Tons of questions on how can we copy data from Facebook Ads or HubSpot or Google Analytics to Power BI.
There are a couple of reasons why you want to analyze data from multiple sources with Power BI.
Say you want to analyze how much traffic and number of leads (CRM) are generated by spending on Ads on Google and Facebook. And, how many of them actually purchase (Stripe or PayPal)?
You can go to each of these service providers dashboards and get answers to your questions, one by one. Or, you can copy data from these providers into a single system say Power BI and analyze data together. Which one do you think will give you a clear business picture and with much less overhead?
Clearly the Power BI one!
Power BI provides data connectors to a good number of services already. Google Analytics, Facebook Page, MailChimp, SalesForce, MixPanel etc. But there are a number of sources for which you do not have data connectors yet – HubSpot, Facebook Ads, Instagram Ads, LinkedIn Ads etc.
Update (April 30): We have created a list of popular Power BI custom data connectors. The list includes connectors to HubSpot, Zendesk Support, Facebook Ads, Instagram Ads, LinkedIn and more.
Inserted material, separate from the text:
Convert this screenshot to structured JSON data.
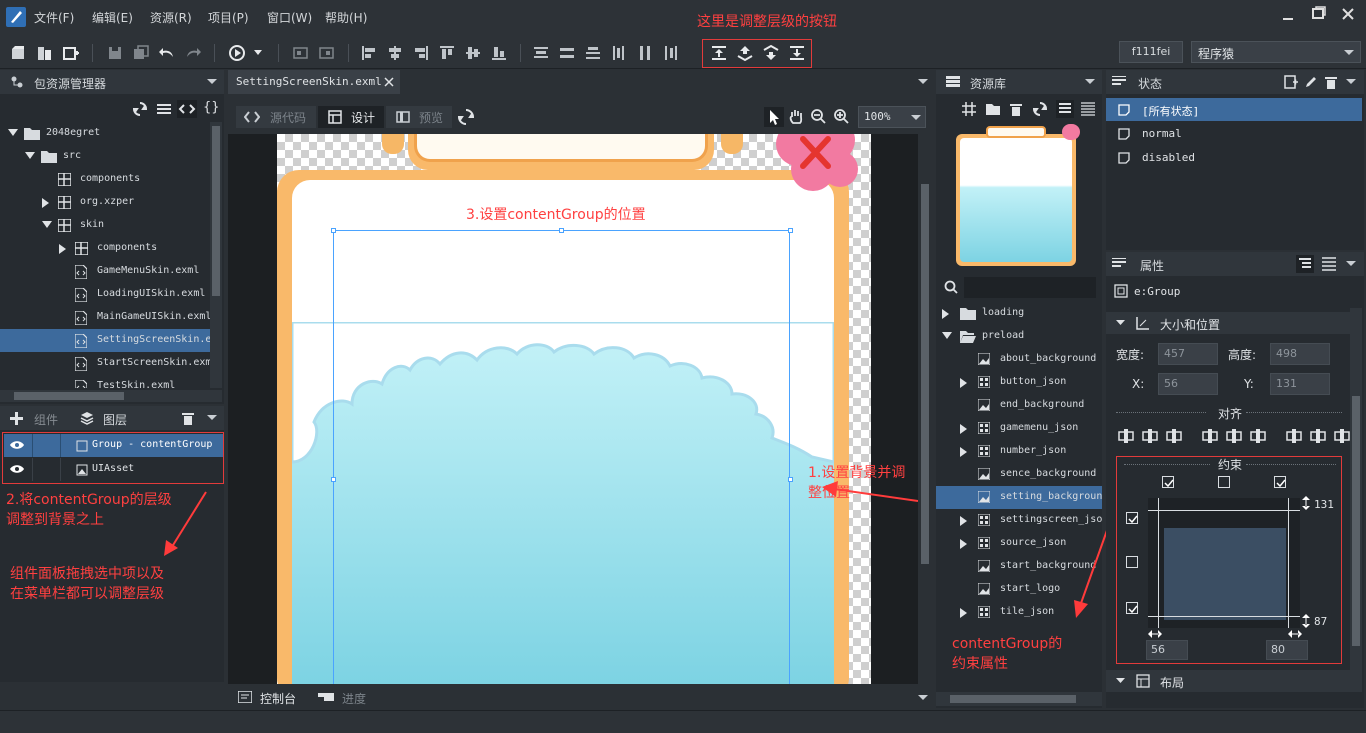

Check here.
Of late I have been seeing a lot of requests to copy data from HubSpot to Power BI!
This post talks about two general approaches to copy data to Power BI from online services.
Approach 1: Use Power Query to get data from Online Services (through REST APIs), model and visualize data in Power BI – Self Service, Simple, Less cost
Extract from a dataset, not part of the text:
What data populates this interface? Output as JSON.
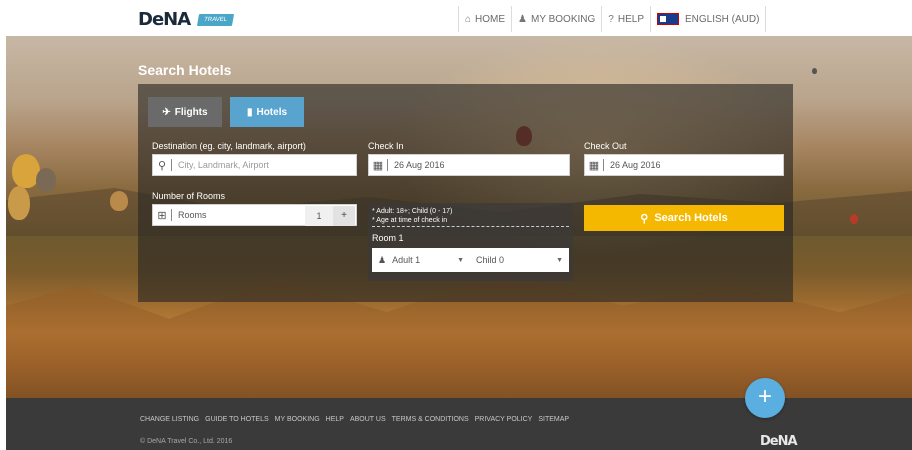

Approach 2: Setup data factory pipelines using say Azure Data Factory, copy data to a database/data warehouse and use this data layer to visualize in Power BI – Enterprise, More control on data, Involves several components
Which approach to go with will depend on how you want to reuse the data from these services.
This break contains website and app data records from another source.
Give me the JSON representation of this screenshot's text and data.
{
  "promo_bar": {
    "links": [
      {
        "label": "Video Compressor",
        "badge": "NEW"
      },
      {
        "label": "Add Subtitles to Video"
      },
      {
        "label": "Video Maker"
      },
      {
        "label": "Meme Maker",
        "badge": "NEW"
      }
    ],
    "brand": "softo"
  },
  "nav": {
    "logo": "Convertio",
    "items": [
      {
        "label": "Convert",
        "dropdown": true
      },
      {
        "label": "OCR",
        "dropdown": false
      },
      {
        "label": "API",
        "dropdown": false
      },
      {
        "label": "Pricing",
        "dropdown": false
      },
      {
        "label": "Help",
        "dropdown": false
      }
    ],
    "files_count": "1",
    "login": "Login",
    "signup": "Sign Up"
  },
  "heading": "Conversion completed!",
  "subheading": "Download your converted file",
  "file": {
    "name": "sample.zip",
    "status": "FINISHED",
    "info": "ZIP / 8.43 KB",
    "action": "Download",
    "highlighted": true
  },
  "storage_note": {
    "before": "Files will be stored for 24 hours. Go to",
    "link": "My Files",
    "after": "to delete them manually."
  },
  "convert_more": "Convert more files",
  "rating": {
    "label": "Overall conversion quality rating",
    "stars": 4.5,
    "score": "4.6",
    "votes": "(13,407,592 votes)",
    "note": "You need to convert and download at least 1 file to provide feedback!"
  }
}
Questions to ask:
Question 1: Are you going to use the data only in Power BI/Excel and only for visualization and analysis?
Question 2: Are you going to use the data in another application or going to reuse that data for Machine Learning or other use cases?
Question 3: How big is your data?
If your data is small* and does not have to be used outside of Power BI/Excel and the purpose is only visualization and analytics – go with Approach 1.
Else go with Approach 2.
Approach 1 is quick to implement and will incur a less overall cost.
Approach 2 could take time to implement and has several other components than just Power BI (read on).
Approach 2 also provides you ability to pull incremental data. While in Approach 1 (Pro users) you have to pull full data every time.
*Note 1: I have seen Power BI experience getting degraded if your model size becomes more than 300 MB.
Examples to showcase how to use Approach 1.
You can go with either “Get Data” way or a Custom Connector way. I will show steps for “Get Data” way to connect to HubSpot (CRM).
Step 1. Go to “Home” tab in the Power BI Desktop ribbon, select “Get Data->Web”
Step 2: Select “Advanced” radio button and put API details. The screenshot below shows examples for connecting to HubSpot ‘Companies’ API endpoint.
Here we take Azure Data Factory to pull data from Google Analytics API.
Note: In the example below “FlattenJSON” is an Azure Function to simplify complex JSON returned by Google Analytics API.
Step 1: Setup data pipelines using say Azure Data Factory and push data to a database/data warehouse
Step 2: Connect to the database using Direct Query Approach in Power BI
Step 3: Start visualizing!
I have seen customers going with Approach 1 almost always since this saves time and cost. But this approach may require a gateway.
Which approach have you used in similar scenarios? Let me know
Note 2: Power BI has dataflows which may replace Azure Data Factory in scenarios above.
Note 3: Power BI team is also working to expose the data model behind the scene as Analysis Services. You can then query the data through SSMS. That feature should come out in preview in Feb 2019. (This date is from Microsoft Power BI blog/website)